This paper argues this by: (I) formulating Kant’s conception of the way-out of self-incurred immaturity in psychoanalytic terminology; (II) describing the importance of one’s work life to one’s psychological well-being, and outlining Marx’s ideas about the way that the capitalist mode of production leads to alienation and the inability to meaningfully determine one’s existence; (III) discussing the predominance of narcissism in consumer culture and the individual’s conformity to the interests served by this culture due to the dependence on an existence over which the individual has no control; (IV) explaining Freud’s ideas about the role of narcissism in relation to the submission of individuals to authority in groups, along with Adorno’s criticism of the way that conditions of conformity can be manipulated; and (V) discussing the culture industry and the role of advertising in manipulating the condition of conformity and dependence by releasing narcissistic libidinal energy into consumer products. This is done by selling what Adorno calls a ‘pseudo-maturity’ to those who are psychologically incapable of the true maturity and autonomy necessary for democracy.
Rainer Ebert, Rice University, Houston, Texas, USA
4:00 PM - 4:30 PM
There are few moral convictions that enjoy the same intuitive plausibility and level of acceptance across cultures and traditions as the conviction that, normally, it is morally wrong to kill people. Yet, as far as I can see, no moral philosopher has ever provided a satisfactory explanation of why that is so.

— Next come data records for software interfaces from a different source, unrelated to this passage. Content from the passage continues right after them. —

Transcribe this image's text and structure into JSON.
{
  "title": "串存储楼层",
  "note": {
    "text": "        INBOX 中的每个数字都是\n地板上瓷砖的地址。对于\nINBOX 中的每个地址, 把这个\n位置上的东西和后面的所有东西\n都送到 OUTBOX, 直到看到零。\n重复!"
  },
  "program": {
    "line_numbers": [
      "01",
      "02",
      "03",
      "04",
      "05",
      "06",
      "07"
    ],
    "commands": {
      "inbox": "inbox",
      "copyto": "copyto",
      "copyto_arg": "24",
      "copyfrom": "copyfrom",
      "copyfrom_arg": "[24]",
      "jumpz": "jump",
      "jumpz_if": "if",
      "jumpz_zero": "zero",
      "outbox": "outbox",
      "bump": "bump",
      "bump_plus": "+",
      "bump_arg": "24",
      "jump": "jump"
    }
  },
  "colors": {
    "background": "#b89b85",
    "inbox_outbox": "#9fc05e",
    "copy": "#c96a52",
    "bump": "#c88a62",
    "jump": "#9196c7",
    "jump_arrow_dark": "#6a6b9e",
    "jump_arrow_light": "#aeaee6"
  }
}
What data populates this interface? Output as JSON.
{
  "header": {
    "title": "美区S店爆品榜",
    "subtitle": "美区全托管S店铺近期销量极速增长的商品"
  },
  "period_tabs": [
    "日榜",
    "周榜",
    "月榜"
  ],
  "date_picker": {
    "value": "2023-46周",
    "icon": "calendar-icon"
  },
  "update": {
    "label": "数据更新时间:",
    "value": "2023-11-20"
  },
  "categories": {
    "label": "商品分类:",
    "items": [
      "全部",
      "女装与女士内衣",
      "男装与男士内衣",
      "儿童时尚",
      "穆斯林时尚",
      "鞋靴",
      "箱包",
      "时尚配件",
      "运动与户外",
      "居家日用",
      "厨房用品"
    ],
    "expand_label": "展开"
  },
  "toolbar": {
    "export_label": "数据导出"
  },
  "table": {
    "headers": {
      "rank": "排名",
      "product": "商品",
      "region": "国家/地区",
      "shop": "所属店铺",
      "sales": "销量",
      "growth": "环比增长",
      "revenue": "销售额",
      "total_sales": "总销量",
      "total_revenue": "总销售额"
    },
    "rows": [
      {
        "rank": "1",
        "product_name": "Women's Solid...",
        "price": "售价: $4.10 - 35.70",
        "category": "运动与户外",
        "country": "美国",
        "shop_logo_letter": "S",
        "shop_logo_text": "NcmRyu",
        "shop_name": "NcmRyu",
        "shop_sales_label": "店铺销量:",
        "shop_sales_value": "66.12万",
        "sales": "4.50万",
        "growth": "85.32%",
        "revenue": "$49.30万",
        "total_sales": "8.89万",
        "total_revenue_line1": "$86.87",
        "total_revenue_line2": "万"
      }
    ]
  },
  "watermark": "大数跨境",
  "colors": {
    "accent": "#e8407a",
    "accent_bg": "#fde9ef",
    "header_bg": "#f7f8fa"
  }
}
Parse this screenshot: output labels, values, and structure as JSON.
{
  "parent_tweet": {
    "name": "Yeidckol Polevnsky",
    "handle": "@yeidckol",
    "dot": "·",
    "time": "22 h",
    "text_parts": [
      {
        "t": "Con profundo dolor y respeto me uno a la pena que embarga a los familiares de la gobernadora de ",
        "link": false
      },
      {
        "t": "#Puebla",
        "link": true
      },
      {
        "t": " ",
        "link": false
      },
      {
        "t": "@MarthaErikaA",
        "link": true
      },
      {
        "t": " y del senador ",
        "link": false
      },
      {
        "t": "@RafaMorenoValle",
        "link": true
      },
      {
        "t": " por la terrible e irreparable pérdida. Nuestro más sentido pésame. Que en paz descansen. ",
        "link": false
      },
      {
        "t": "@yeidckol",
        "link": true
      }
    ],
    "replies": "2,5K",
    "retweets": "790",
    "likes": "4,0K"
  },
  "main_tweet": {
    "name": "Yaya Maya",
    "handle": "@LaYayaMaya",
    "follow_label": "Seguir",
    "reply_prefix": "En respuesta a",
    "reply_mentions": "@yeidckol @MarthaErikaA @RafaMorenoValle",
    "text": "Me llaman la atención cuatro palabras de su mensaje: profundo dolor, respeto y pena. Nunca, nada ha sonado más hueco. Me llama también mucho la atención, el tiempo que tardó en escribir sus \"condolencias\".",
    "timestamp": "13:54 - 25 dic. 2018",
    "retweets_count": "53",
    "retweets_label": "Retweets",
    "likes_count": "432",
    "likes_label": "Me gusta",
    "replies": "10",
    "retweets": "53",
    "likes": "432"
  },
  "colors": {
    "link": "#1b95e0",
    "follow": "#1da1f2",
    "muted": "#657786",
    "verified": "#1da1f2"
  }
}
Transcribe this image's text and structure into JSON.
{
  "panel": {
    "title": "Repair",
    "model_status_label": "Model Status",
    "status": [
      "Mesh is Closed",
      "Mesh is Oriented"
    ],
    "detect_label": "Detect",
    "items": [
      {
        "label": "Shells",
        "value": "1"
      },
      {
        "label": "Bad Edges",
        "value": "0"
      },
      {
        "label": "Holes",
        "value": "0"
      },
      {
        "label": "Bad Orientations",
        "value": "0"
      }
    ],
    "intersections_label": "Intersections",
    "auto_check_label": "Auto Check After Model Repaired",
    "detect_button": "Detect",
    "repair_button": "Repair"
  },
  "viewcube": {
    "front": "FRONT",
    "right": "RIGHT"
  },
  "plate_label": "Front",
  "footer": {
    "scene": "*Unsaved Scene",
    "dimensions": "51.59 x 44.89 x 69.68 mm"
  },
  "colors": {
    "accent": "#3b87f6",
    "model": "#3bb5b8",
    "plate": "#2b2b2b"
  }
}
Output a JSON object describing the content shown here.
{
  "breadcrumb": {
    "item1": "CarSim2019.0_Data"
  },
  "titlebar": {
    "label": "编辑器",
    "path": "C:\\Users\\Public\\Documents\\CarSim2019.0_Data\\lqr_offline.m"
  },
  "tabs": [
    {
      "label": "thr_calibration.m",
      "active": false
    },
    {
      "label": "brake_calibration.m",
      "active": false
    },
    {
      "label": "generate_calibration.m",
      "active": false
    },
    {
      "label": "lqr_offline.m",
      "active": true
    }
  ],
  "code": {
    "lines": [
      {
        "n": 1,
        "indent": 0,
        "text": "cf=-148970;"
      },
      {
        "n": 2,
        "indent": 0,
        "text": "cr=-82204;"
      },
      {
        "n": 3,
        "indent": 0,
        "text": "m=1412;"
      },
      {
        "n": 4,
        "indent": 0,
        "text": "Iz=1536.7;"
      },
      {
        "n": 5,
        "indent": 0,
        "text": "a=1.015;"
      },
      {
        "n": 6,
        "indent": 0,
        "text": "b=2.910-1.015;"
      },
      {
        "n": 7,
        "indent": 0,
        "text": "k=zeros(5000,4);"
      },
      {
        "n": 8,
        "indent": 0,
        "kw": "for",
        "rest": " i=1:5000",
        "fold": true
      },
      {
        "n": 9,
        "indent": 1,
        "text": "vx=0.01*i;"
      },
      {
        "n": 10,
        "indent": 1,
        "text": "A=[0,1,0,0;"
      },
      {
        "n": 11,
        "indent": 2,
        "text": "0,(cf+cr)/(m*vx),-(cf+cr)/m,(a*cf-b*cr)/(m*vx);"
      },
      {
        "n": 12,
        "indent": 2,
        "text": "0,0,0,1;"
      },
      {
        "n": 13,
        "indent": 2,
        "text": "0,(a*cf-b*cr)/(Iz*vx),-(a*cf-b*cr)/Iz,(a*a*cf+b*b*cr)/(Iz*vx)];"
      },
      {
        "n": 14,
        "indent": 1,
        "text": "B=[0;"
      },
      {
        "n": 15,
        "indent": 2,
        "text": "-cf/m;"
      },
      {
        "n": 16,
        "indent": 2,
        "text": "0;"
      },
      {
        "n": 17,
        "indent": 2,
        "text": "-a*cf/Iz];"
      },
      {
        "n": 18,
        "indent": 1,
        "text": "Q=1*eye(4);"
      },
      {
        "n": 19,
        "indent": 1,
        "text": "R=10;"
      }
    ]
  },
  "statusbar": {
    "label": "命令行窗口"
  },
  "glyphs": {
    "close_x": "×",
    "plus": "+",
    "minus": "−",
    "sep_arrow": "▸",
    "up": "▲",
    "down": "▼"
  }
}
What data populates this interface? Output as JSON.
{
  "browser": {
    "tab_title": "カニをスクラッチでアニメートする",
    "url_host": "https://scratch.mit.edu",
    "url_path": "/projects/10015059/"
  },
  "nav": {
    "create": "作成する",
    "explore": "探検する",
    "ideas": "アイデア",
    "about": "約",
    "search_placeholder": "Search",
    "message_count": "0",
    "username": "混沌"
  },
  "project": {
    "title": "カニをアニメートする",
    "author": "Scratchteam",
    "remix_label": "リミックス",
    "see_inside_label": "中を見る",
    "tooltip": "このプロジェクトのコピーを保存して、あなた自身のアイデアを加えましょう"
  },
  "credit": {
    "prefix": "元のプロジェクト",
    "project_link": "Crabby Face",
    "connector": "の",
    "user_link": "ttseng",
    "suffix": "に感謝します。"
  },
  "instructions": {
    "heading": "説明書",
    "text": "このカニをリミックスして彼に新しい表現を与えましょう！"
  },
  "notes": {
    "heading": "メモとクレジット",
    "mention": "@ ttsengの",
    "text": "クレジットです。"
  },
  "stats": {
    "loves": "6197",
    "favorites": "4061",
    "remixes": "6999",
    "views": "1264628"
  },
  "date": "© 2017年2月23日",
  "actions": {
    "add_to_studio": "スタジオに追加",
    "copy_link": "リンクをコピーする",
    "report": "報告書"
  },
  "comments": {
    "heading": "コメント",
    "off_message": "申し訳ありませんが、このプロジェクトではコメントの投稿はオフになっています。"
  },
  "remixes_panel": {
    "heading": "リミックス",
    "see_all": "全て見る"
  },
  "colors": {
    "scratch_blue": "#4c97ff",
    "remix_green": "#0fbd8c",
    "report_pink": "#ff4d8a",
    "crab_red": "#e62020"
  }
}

Utilitarians argue that killing is morally wrong, when it is wrong, because it fails to maximize utility. The impact of a particular killing on the victim, his or her relatives and friends, and society more generally will typically make the outcome of that killing bad, and worse than the outcome of all alternative actions. While utilitarianism explains the wrongness of killing in terms of its consequences for the world, harm-to-the-victim accounts explain the wrongness of killing in terms of the harm killing an individual inflicts on that individual. Finally, respect-based accounts see the wrongness of killing in its typically involving a failure to show due respect for the victim and his or her intrinsic worth.
I will argue that none of these attempts to explain the wrongness of killing is successful. Paying close attention to the different ways in which they fail will allow me to outline a new account of the wrongness of killing. I will argue that the reason that typically makes killing normal adults morally wrong equally applies to atypical humans and a wide range of non-human animals. My account hence will challenge the idea that killing a non-human animal is normally easier to justify than killing a human being. This idea has persisted in Western philosophy from Aristotle to the present, and even progressive moral thinkers and animal advocates such as Peter Singer and Tom Regan are committed to it. I will argue that, once we understand the ground for the moral objection against killing, we have to recognize that the anthropocentrism that makes it a priority that humans beings not be killed cannot rationally be maintained.